On July 12, American Airlines officially confirmed that it has notified both Etihad Airways and Qatar Airways that it will terminate the codeshare agreements between the airlines. The two Gulf carriers were notified of the change in June of this year, and agreements are set to expire on March 25, 2018.
The announcement comes amid a tense dispute between US airlines and their Gulf rivals over allegations of illegal subsidies. American, United Airlines, and Delta Airlines argue that Gulf governments are subsidizing state-owned carriers in order to drive down prices, effectively eliminating competition on certain key, high-demand routes. Gulf carriers deny these claims.
“Given the extremely strong public stance that American has taken on the ME3 issue, we have reached the conclusion that the codesharing relationships between American and these carriers no longer make sense for us,” said a statement released by AA. “This decision has no material financial impact on American and is an extension of our stance against the illegal subsidies that these carriers receive from their governments.”
Etihad called the decision “anticompetitive and anti-consumer”. In an email to a source, an Etihad spokesman said that its daily flights to the United States “in no way threaten American Airlines, which, together with its regional partner American Eagle, operates 6700 flights daily to 350 destinations in 50 countries”.
Despite this statement, Etihad says that its interline relationship with American remains intact.
Qatar says that the move doesn’t affect its stance in the Oneworld alliance, which American is a part of. Qatar also says that the decision doesn’t affect its proposal to buy 10% of American’s stock.
“Our stock purchase request and filing is going ahead as normal,” said Al Baker, CEO of Qatar Airways. “We had to clarify certain questions of the regulator, which we complied with.”
Qatar also owns 20% of the International Airlines Group (IAG), which is one of American’s closest partners.
Codeshare agreements allow airlines to share flights and passengers. If, for example, a passenger wanted to fly from Seattle, US to Cairo, Egypt for September 2017, they could buy a ticket on American’s website. They would then fly on a flight operated by American to Hamad International Airport (DOH), where Qatar has a hub. They would then fly from DOH to Cairo on a flight operated by Qatar.

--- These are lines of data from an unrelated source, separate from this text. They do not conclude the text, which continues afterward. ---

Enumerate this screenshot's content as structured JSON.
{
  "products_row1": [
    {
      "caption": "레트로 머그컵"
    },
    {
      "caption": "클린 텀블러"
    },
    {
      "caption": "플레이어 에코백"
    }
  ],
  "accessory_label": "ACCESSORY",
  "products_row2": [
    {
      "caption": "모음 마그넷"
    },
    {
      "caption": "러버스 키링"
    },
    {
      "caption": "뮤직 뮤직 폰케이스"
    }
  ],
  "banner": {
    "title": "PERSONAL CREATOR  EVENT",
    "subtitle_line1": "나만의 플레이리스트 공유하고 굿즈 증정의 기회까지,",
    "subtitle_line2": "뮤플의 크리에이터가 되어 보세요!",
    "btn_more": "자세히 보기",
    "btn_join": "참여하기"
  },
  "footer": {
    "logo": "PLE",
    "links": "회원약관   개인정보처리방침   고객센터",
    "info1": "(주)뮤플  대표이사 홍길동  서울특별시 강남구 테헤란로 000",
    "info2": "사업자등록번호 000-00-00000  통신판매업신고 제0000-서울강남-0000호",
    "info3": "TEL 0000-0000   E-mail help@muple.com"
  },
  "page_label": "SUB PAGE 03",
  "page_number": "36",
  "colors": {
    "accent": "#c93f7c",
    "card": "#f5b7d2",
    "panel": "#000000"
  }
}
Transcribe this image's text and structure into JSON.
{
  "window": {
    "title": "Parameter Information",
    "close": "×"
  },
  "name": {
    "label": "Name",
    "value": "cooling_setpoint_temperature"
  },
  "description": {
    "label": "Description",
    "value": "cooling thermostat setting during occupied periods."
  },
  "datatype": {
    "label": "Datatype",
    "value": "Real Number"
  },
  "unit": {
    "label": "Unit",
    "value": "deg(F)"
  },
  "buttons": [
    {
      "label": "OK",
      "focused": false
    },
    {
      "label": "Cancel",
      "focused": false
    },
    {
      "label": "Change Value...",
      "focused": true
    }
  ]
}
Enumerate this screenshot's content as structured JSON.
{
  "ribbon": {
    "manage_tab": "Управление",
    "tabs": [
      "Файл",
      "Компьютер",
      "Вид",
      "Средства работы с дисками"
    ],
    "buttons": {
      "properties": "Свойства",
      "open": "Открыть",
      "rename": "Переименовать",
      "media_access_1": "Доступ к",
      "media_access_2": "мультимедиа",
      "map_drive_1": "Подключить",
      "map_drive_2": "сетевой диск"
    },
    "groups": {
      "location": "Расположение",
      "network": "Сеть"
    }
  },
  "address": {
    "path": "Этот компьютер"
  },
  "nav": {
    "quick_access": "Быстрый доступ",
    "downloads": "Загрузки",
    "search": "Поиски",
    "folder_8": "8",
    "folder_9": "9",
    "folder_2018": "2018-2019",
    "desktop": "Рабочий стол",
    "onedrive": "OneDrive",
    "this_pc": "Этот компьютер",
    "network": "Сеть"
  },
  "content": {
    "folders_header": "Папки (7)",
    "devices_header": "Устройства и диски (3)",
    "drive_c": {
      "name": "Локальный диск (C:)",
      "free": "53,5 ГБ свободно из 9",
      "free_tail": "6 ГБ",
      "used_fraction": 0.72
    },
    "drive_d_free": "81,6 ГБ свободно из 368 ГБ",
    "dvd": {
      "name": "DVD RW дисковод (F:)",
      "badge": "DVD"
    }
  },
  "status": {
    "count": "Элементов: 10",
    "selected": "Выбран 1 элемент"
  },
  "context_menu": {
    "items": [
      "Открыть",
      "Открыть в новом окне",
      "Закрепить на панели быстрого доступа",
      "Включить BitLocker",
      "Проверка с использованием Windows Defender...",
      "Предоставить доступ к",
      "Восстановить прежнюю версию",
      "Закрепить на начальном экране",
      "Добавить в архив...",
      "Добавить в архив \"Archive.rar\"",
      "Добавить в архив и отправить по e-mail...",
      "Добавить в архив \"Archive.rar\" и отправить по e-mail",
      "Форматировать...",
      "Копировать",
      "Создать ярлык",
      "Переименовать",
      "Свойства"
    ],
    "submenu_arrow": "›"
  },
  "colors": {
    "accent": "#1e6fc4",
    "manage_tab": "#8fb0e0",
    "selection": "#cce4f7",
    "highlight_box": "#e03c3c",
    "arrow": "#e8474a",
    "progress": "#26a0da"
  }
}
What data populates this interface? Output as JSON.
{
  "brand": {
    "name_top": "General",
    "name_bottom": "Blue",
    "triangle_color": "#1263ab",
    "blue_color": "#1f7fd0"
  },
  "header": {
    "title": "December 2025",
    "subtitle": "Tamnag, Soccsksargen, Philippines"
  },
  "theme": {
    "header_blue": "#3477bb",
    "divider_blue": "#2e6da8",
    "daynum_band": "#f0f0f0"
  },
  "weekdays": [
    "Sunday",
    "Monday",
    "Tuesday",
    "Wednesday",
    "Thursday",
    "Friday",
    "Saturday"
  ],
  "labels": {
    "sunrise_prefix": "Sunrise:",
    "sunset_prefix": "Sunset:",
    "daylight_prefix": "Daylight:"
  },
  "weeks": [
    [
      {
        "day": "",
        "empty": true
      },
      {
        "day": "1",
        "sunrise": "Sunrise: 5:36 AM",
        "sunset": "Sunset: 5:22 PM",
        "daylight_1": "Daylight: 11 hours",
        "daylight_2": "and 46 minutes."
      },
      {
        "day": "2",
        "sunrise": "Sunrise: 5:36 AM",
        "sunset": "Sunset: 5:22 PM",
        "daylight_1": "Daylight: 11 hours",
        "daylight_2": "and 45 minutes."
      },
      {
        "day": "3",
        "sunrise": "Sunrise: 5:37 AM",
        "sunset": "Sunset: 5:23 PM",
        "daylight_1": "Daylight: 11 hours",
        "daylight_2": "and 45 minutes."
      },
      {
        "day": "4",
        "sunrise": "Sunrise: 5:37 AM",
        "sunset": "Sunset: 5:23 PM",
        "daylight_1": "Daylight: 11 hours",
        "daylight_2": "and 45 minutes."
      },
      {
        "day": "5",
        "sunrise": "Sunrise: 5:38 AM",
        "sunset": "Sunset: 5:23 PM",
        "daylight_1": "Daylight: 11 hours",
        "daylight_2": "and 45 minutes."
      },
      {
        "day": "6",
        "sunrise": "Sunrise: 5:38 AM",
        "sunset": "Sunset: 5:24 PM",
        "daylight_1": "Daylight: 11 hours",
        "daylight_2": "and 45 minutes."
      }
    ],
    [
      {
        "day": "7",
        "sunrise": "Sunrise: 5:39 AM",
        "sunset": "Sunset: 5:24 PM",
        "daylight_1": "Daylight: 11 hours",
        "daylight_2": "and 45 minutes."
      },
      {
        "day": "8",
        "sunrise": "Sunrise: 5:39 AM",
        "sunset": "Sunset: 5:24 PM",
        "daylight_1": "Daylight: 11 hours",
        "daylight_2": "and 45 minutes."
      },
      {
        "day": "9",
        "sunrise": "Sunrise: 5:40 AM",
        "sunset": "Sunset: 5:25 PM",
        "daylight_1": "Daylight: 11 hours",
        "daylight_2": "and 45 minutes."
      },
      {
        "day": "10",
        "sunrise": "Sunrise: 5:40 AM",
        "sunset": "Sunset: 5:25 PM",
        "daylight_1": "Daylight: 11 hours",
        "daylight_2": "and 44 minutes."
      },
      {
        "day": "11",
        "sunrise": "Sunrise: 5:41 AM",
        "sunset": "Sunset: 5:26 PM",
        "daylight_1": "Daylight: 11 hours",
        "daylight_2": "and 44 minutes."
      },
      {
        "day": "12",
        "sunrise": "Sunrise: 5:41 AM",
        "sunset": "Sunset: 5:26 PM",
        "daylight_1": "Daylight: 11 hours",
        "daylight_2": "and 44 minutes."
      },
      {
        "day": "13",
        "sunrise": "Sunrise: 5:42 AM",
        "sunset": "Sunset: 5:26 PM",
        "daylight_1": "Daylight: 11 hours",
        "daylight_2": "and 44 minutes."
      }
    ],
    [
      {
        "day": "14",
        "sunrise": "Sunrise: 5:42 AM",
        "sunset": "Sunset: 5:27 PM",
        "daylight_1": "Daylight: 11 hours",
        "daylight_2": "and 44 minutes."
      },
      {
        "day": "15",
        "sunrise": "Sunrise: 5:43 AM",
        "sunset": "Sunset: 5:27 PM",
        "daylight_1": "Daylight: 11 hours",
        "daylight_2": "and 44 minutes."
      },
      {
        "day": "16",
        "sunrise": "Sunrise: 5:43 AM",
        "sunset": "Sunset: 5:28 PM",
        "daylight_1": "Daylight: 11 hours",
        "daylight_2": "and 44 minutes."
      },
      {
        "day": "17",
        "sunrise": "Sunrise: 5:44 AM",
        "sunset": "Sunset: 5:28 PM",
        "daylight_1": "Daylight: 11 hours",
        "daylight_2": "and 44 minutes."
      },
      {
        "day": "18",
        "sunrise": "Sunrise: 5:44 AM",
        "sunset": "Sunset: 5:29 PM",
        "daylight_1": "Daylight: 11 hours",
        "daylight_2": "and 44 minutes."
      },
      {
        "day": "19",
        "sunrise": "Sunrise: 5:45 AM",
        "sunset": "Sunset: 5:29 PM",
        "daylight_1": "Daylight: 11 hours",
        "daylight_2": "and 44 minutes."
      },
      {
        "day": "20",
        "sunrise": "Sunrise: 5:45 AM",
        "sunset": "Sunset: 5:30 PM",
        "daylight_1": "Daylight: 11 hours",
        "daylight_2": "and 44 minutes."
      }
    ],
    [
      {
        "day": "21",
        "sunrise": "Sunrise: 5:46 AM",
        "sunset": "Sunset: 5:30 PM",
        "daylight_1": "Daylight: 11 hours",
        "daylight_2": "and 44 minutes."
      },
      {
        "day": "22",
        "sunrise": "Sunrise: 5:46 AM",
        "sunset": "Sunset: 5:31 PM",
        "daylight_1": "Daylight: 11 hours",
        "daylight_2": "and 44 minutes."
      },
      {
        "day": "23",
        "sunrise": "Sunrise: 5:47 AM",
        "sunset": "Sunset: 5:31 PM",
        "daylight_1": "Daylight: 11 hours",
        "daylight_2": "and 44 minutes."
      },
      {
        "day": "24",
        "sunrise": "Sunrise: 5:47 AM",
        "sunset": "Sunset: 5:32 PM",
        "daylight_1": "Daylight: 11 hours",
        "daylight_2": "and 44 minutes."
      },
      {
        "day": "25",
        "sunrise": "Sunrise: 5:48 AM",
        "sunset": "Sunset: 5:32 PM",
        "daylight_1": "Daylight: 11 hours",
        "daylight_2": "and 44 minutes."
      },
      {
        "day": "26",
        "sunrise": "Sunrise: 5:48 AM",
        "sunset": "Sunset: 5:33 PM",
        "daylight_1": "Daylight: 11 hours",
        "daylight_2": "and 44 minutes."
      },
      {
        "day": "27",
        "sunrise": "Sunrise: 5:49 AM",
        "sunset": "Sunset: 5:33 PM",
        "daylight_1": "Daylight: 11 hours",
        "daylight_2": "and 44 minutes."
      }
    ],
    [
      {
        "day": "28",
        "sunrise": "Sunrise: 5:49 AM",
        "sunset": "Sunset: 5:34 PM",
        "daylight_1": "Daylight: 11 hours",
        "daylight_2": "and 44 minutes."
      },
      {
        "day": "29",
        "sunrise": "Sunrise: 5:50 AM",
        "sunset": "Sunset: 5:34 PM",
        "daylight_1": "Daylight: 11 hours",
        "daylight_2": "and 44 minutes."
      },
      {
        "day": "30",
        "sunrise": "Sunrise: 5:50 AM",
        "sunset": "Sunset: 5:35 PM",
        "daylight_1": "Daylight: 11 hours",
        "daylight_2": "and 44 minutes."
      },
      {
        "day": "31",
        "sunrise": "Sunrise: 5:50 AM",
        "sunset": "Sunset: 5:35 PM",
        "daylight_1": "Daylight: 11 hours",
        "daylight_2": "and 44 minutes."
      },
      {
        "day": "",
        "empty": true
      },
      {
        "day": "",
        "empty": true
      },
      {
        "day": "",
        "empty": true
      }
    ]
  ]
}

In more simple terms, codeshare agreements allow American to sell tickets on flights that, though operated by different carriers, fly using an American flight number. The agreement allows American’s passengers to use frequent-flyer perks on flights that an airline such as Qatar operates. Qatar and Etihad passengers have the same perks on flights operated by American that have flight numbers of their home carrier.
“We are committed to doing everything we can to continue to support our team members and ensure that there is fair competition between American and the Gulf carriers,” said American in response to statements made by Etihad and American. The carrier said that it will try to rebook or reimburse passengers already booked on codeshare flights after March of 2018.